In the 1500s, King Lalibela had 11 churches hewn from a ‘mother rock’ in order to create a holy place below ground safe for pilgrims to worship and evade detection.
Pilgrims carry supplies back to their camp. Many sleep on the grounds near to the church in the weeks leading up to the Ethiopian orthodox celebration of Christmas.
Prayers rituals are held early each morning. Young boys help with the practice buy selling thin candles to worshippers and reading verses of the bible aloud.
Hewn from the mountain, these churches were meant to remain hidden from invading armies that passed through the region.
Each of the 11 churches has a priest, who blesses the pilgrims as they shuffle inside the cramped stone buildings.

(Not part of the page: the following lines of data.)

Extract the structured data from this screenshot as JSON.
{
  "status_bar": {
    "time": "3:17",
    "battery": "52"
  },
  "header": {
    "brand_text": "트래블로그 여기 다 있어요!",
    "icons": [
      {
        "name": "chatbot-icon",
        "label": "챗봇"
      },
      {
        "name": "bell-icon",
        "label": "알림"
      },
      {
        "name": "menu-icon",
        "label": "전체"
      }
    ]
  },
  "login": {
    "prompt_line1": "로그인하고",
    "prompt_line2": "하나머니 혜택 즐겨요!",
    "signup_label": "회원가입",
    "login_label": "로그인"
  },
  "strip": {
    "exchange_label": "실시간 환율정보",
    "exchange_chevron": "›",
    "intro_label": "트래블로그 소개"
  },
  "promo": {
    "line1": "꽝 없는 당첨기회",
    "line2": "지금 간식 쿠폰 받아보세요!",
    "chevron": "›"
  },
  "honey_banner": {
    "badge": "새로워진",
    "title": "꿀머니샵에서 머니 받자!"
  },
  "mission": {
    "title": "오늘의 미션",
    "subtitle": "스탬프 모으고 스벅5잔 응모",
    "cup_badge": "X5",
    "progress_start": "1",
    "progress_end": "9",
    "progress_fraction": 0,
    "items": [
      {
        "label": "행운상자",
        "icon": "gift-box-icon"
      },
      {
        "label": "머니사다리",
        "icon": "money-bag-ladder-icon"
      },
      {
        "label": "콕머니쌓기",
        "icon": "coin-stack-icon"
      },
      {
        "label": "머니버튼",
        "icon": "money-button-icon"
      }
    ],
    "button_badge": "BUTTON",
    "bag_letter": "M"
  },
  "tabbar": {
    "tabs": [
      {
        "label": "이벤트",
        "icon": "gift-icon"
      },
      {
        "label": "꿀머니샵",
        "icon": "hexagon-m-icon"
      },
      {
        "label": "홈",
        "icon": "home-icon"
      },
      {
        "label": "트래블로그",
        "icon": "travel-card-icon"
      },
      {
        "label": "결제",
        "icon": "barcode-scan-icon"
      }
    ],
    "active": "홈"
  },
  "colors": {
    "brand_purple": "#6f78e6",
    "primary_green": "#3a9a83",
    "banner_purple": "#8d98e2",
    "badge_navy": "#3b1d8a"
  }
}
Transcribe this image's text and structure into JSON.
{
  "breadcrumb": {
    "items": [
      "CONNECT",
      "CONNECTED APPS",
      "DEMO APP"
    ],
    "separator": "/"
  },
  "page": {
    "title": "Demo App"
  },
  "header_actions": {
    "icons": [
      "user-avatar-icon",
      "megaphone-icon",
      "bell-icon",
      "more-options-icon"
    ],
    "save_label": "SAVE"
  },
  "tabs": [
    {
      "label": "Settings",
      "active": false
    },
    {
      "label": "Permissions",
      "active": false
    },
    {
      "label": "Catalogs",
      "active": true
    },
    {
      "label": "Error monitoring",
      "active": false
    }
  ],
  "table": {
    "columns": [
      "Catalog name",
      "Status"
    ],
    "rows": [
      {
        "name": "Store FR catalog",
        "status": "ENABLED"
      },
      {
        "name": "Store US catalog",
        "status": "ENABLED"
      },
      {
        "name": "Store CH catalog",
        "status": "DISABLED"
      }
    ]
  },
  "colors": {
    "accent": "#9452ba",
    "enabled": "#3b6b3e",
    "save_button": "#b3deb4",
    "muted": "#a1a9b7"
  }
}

As a security feature, the churches are connected by a network of tunnels in order to allow quick movment between churches and as a potential escape.
The tunnels also play a symbolic role. The representation of hell, through the darkness of stone passages, leads the pilgrims to light, and by extension, a symbolic salvation.
One group spoke of the 8-day trek undertaken to arrive at the fabled town of Lalibela. Most people will make the pilgrimage once in their lives, and many of those arriving are in the twilight of their lives.
Pilgrims gather around the edge of Bet Giyogis for early morning prayer.
Pilgrims return to their camp in the evening. The process will be repeated the next morning, and the morning after.